Hello, devoted readers of The Inquirer Morning Newsletter.

First: After two years behind bars, Bill Cosby was released from prison on Wednesday, after the state’s highest court overturned his sexual assault conviction.

Then: Pools that are not reopening for a second summer are disproportionately located in lower-income neighborhoods.

And: Inside a couple’s search for the truth behind the death of their Marine son.

— Olayemi Falodun and Ashley Hoffman (morningnewsletter@inquirer.com)

The full story on Bill Cosby’s overturned conviction and release

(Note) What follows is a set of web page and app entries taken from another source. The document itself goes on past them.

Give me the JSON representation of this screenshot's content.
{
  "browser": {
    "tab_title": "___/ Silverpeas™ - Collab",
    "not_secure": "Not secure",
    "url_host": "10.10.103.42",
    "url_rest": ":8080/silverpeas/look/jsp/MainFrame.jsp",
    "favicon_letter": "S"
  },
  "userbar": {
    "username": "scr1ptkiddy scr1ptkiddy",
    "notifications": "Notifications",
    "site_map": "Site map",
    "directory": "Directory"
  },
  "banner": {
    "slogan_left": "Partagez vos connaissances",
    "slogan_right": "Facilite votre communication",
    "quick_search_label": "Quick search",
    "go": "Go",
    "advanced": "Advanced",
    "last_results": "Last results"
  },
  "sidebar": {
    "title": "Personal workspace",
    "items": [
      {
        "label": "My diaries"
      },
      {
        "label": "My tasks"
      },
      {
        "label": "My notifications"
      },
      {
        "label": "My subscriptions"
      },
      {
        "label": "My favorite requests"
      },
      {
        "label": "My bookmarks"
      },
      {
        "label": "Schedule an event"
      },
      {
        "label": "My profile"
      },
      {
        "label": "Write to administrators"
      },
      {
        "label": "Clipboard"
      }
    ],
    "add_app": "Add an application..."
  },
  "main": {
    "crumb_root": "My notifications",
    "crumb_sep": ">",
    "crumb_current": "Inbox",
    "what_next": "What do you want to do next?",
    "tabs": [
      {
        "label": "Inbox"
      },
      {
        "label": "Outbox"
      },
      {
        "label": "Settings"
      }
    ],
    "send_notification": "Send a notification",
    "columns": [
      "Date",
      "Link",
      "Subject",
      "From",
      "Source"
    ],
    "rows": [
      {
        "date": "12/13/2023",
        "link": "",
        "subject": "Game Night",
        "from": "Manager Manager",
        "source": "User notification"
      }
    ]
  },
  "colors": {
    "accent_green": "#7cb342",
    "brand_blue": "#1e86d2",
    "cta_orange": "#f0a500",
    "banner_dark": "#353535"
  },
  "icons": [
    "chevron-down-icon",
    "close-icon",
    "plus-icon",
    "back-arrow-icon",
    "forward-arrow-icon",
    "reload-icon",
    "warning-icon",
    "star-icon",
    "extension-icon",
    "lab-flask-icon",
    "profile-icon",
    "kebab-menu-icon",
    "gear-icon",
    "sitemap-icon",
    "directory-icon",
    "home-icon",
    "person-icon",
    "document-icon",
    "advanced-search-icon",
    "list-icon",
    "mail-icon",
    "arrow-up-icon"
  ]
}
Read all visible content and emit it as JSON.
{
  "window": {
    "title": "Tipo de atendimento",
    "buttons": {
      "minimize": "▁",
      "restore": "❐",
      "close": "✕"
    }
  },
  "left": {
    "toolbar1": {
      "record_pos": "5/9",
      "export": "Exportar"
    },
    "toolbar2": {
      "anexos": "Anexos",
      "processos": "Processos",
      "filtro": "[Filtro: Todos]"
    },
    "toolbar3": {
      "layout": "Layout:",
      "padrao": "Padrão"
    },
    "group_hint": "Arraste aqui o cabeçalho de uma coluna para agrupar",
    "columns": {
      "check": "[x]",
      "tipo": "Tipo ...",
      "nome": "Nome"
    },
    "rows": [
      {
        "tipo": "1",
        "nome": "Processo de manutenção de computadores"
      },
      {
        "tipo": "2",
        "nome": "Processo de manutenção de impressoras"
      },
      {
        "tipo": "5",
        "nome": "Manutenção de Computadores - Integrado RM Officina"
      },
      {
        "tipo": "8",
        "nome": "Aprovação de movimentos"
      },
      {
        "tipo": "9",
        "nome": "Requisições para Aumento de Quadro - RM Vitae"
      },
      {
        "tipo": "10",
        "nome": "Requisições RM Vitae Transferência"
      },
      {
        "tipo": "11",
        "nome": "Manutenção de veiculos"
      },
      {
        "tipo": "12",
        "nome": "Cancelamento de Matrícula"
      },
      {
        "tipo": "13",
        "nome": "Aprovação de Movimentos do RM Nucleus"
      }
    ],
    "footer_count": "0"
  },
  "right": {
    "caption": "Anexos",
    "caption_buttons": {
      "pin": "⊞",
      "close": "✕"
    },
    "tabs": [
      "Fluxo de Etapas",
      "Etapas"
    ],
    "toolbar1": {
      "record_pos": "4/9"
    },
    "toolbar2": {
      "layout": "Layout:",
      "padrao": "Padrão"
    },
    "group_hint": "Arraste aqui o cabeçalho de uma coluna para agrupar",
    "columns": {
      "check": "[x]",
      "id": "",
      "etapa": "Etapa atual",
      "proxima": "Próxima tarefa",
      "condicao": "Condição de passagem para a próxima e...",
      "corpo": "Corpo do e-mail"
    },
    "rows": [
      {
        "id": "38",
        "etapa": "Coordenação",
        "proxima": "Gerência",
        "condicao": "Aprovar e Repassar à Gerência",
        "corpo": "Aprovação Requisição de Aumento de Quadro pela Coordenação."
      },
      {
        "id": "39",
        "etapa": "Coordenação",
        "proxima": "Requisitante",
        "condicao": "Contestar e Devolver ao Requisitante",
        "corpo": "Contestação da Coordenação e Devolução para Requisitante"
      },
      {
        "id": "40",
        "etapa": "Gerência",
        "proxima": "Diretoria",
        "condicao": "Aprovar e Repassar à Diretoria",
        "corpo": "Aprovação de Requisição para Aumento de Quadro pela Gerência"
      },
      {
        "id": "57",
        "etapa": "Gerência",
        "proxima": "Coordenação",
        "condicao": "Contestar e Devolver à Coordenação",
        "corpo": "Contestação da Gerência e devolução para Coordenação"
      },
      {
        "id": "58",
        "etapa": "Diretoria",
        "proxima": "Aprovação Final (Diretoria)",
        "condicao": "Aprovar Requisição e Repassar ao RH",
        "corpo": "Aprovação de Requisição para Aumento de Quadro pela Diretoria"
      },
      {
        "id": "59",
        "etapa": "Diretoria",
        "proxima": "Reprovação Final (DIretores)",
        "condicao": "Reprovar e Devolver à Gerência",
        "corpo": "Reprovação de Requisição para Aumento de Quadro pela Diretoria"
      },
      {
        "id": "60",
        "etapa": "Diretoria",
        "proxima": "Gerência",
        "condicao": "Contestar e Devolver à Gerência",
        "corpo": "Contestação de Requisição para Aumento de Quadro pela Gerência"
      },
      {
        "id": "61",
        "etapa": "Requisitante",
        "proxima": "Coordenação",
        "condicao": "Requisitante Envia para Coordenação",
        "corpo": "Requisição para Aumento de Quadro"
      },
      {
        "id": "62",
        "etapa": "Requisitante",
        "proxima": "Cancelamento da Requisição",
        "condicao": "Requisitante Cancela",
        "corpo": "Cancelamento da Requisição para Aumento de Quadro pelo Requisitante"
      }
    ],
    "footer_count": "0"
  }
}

Bill Cosby was released from prison Wednesday after the Pennsylvania Supreme Court overturned his sexual assault conviction and barred him from being retried, upending the first high-profile celebrity conviction of the #MeToo era. The 83-year-old comedian served more than two years of a three- to 10-year sentence in a Montgomery County state prison.

The justices said Cosby was denied a fair trial, citing an agreement he struck with then-Montgomery County District Attorney Bruce L. Castor Jr. that the justices said barred Cosby from ever being charged with the 2004 assault of Temple University employee Andrea Constand. More than 50 women accused Cosby of rape, sexual assault, or some other form of sexual misconduct.

Reporters Jeremy Roebuck and Laura McCrystal have the story on the court’s decision and Cosby’s release.

More stories:

Residents losing their pool again say the list isn’t equitable

As the temperatures swell, pools are reopening for the summer, but a number of lower-income neighborhoods will go another year without a place to take a dip and escape the heat.

Seventy-three percent of pools remaining closed are in zip codes where the median household income is less than $40,000. As for the pools opening this summer, 47% are in zip codes where the household incomes are $40,000 or higher.

Officials say a shortage of lifeguards is the reason behind 22 of the city’s 69 pools not reopening.

Ellie Rushing unpacks how the numbers tell a story of inequity in the city.

Reopening resources

What you need to know today

Through your eyes | #OurPhilly

A picturesque summer is just getting started. Thanks for sharing.

Tag your Instagram posts with #OurPhilly, and we’ll pick our favorite each day to feature here and give you a shout-out.

That's interesting

🍝 Take your pasta dinner for a stroll and a chomp along the boardwalk thanks to Ocean CIty’s DaMo Pasta Lab, which serves up fried pasta bites with all manner of the classics such as carbonara, amatriciana, and cacio e pepe. That’s amore for Craig LaBan.

🐱 You’re going to want to send your feline avoidant pals this story. The challenge of coming up with solutions for those allergic to pets has captured the imaginations of researchers working to “change cats” through their food, vaccines, and gene editing.

🌬️ New Jersey’s second offshore wind project is a go, and it’s going to power more than a million homes.

🍖 Time to bib up. The one-year-old venture Rick’s Backyard BBQ carries on the legacy of pit masters along New Jersey’s Route 40.


I’m so conflicted. I hate to admit it, but it’s true. Part of me is secretly happy that Bill Cosby is out of prison. He’s so old and blind now. I highly doubt he will bother any more women ever again. I hated the thought of him being locked up like that. But then there’s the other part of me that’s shocked and angry. I believe women. I believe his accusers. I believe Andrea Constand,” columnist Jenice Armstrong writes about Cosby’s overturned conviction and release.

  • “On July Fourth, GOP legislators who know the truth about the 2020 elections and the Jan. 6 insurrection should consider whether their tolerance of the Big Lie is harming the country — and aiding China,” columnist Trudy Rubin writes how Chinese Communist Party’s 100th anniversary on July 1 relates to Independence Day in America.

  • Nicolas O’Rourke, a progressive faith leader, writes that he was arrested for protesting in Harrisburg because Pennsylvania’s students deserve a higher-quality education. The organizing director of the Pennsylvania Working Families Party makes the case for better school funding.

  • Pennsylvania leads the nation in pardon reform, and the system could realize hopes of starting over for tens of thousands who turned their lives around, writes Linda Dale Hoffa, a partner at Dilworth Paxson LLP.

What we're reading

Your daily dose of | Keeping it real estate

With encouragement and a good deed from Grandmom Rose, Jamisa McIvor-Bennett, became a first-time homeowner and real estate investor when she was just 20. After she inherited her grandmother’s home in South Philly, she sold it and built her wealth through home ownership. And just eight years after a heartfelt conversation with Grandmom Rose, Bennett now owns 26 properties, while serving as both founder and CEO of Rosebud’s Investments. She is also holding a contest offering five families an opportunity to get one room in their home renovated for free.